Dora Spiegel rendered distinguished service in many fields: in the organization of league sisterhoods, in education, and in publications that stimulated women’s loyalty to the synagogue and the Jewish home. She taught children, mothers, nurses, and immigrants on everything from Jewish education to English literature. In a culmination of her efforts, Spiegel served as president of the National Women’s League of the Conservative movement for sixteen years, leading the organization through the Depression and the war years and establishing scholarship funds for rabbinical students and women. She also helped found the Women’s Institute of Jewish Studies at the Jewish Theological Seminary of America, an additional step in her work to influence the lives of countless Jewish women and children.
Dora Spiegel served as president of the National Women’s League of the Conservative Movement for sixteen years, from 1928 to 1944, guiding it through the difficulties of the Depression and the war years.
Early life, education, and teaching jobs
The daughter of Rabbi Daniel Rosenberg, Dora (Rosenberg) Spiegel was born on November 27, 1879, in Hungary. The family immigrated to America when she was a young girl. In 1900, she married Samuel Spiegel, a New York physician. Spiegel’s activities turned to avenues where she could serve Jewish children and their mothers. To prepare herself for meaningful service, she returned to study, earning a B.S. at Teachers College of Columbia University in 1916 and, in 1920, an M.A. with a special diploma as Advisor to Women.
Spiegel’s interests and her dedication are reflected in the achievements of her lifetime. She taught the Bible to blind children, English to immigrant mothers, psychology to nurses, and literature to classes at the Educational Alliance, New York’s training school for the Americanization of the teeming thousands pouring into the Golden Land. She was a teacher in the newly organized Sunday schools designed to provide at least a taste of Jewish education to the children of those who had shed their old traditions as they left their old world. She was a leader in the Zionist movement at a time when many Jews were comfortable and content with their lives and saw no need to involve themselves in the establishment of a Jewish homeland.
National Women’s League
In the National Women’s League and its program, she found a synthesis of all her goals. Service to the league and its growing membership of affiliated sisterhoods became her real life’s work. She became the league’s second national secretary and, at the same time, headed the New York Metropolitan branch.
By 1933, already deeply aware of and concerned with the “grievous conditions in Germany,” the National Women’s League asked constituent sisterhoods “to make personal sacrifices in order to be able to forward monies to the Joint Distribution Committee for Germany.” Through the war years, Dora Spiegel’s “President’s Chats,” published in Outlook, the league’s magazine, encouraged affiliated sisterhoods to pledge themselves to participate in relief efforts. At the 1941 national convention in Detroit, Eleanor Roosevelt addressed the delegates on “Women in Defense,” and within one month, league members across the country began working for a nation at war. In March 1943, Dora Spiegel reported, “Over 100,000 of our membership are working in every single branch of the war effort, giving of their blood, selling bonds, turning assembly halls into emergency hospitals, enlisting in motor corps, serving in canteens, taking first aid courses, and teaching first aid.”

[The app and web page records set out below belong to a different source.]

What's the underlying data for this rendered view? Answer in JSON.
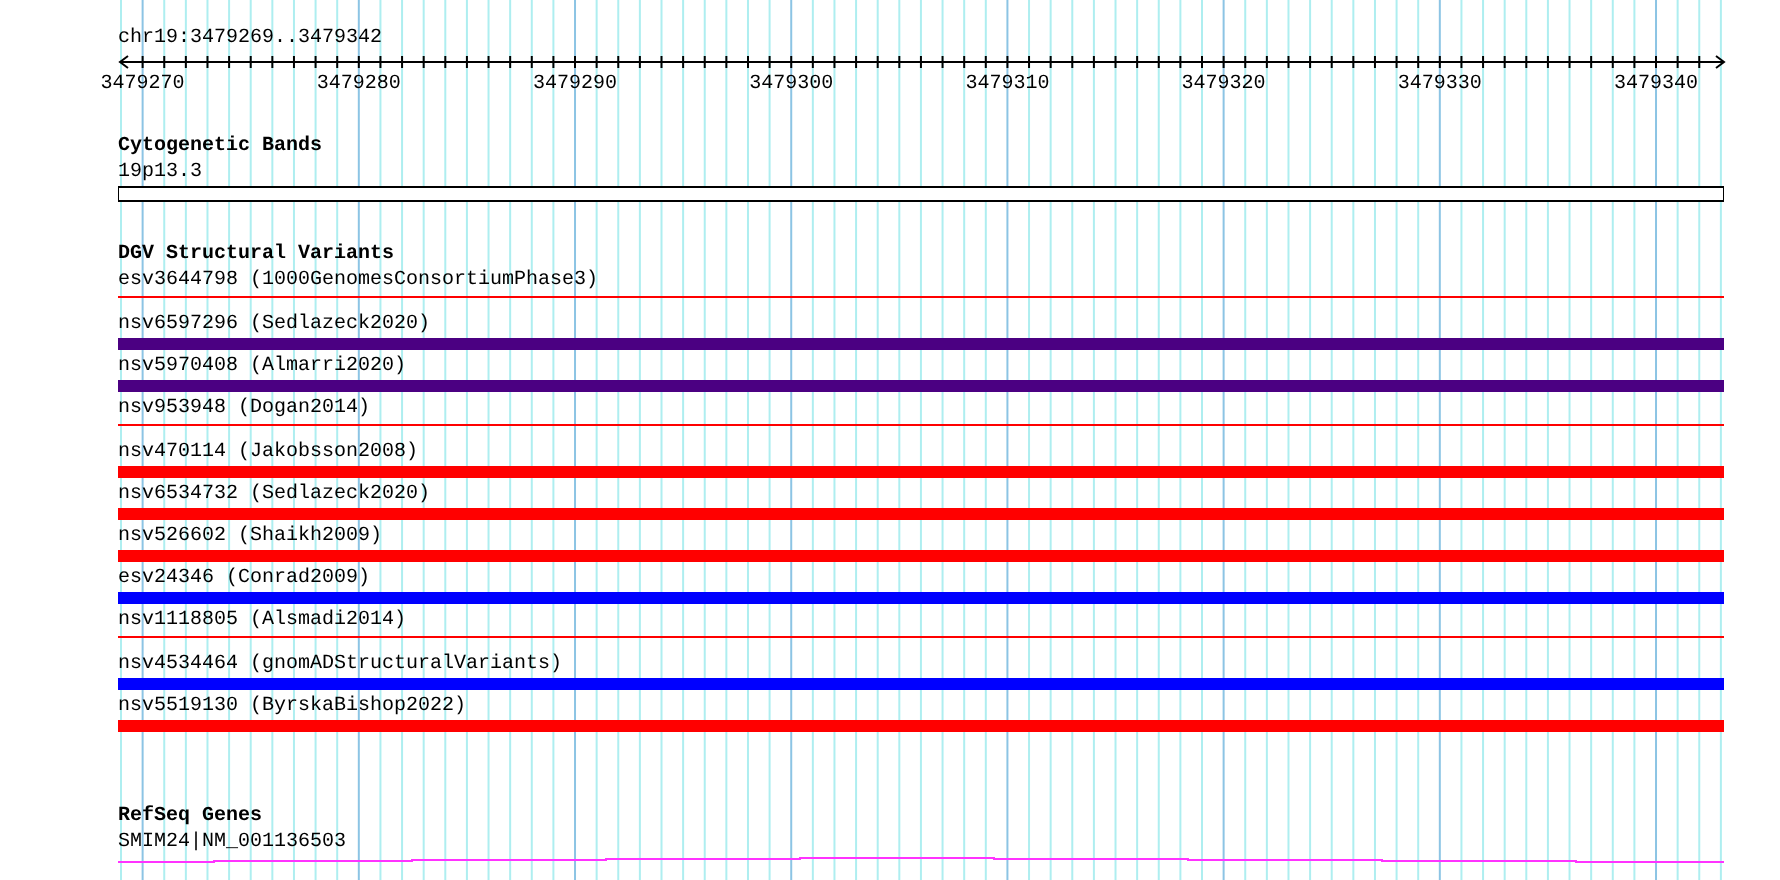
{
  "ruler": {
    "range": "chr19:3479269..3479342",
    "ticks": [
      "3479270",
      "3479280",
      "3479290",
      "3479300",
      "3479310",
      "3479320",
      "3479330",
      "3479340"
    ]
  },
  "tracks": [
    {
      "title": "Cytogenetic Bands",
      "kind": "cytoband",
      "features": [
        {
          "label": "19p13.3"
        }
      ]
    },
    {
      "title": "DGV Structural Variants",
      "kind": "variants",
      "features": [
        {
          "label": "esv3644798 (1000GenomesConsortiumPhase3)",
          "kind": "thin",
          "color": "#ff0000"
        },
        {
          "label": "nsv6597296 (Sedlazeck2020)",
          "kind": "thick",
          "color": "#4b0082"
        },
        {
          "label": "nsv5970408 (Almarri2020)",
          "kind": "thick",
          "color": "#4b0082"
        },
        {
          "label": "nsv953948 (Dogan2014)",
          "kind": "thin",
          "color": "#ff0000"
        },
        {
          "label": "nsv470114 (Jakobsson2008)",
          "kind": "thick",
          "color": "#ff0000"
        },
        {
          "label": "nsv6534732 (Sedlazeck2020)",
          "kind": "thick",
          "color": "#ff0000"
        },
        {
          "label": "nsv526602 (Shaikh2009)",
          "kind": "thick",
          "color": "#ff0000"
        },
        {
          "label": "esv24346 (Conrad2009)",
          "kind": "thick",
          "color": "#0000ff"
        },
        {
          "label": "nsv1118805 (Alsmadi2014)",
          "kind": "thin",
          "color": "#ff0000"
        },
        {
          "label": "nsv4534464 (gnomADStructuralVariants)",
          "kind": "thick",
          "color": "#0000ff"
        },
        {
          "label": "nsv5519130 (ByrskaBishop2022)",
          "kind": "thick",
          "color": "#ff0000"
        }
      ]
    },
    {
      "title": "RefSeq Genes",
      "kind": "gene",
      "features": [
        {
          "label": "SMIM24|NM_001136503"
        }
      ]
    }
  ]
}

It was under Spiegel’s direction that the National Women’s League began its Torah Fund Campaign, establishing the Seminary Dormitory and Scholarship Fund that enabled rabbinical students to devote their full time to study. She encouraged the league to help create the Mathilde Schechter Scholarship Fund and the Cyrus Adler Scholarship Fund, and the idea of building a dormitory for women students began to grow during her term of office.
Other facets of Spiegel’s legacy
Dora Spiegel rendered distinguished service in many fields: in the organization of league sisterhoods, in education, and in publications that stimulated women’s loyalty to the synagogue and the Jewish home. She helped found the Women’s Institute of Jewish Studies at the Jewish Theological Seminary of America and influenced the lives of countless Jewish women and children.
Failing health forced Dora Spiegel to step aside before the conclusion of her last term of office. She died on February 15, 1948.
National Women’s League of the United Synagogues of America. Seventy-five Years of Vision and Voluntarism (1992).
Obituary. NYTimes, February 16, 1948, 21:4.
UJE; Women’s League for Conservative Judaism. They Dared to Dream (1968).
WWIAJ (1928, 1938).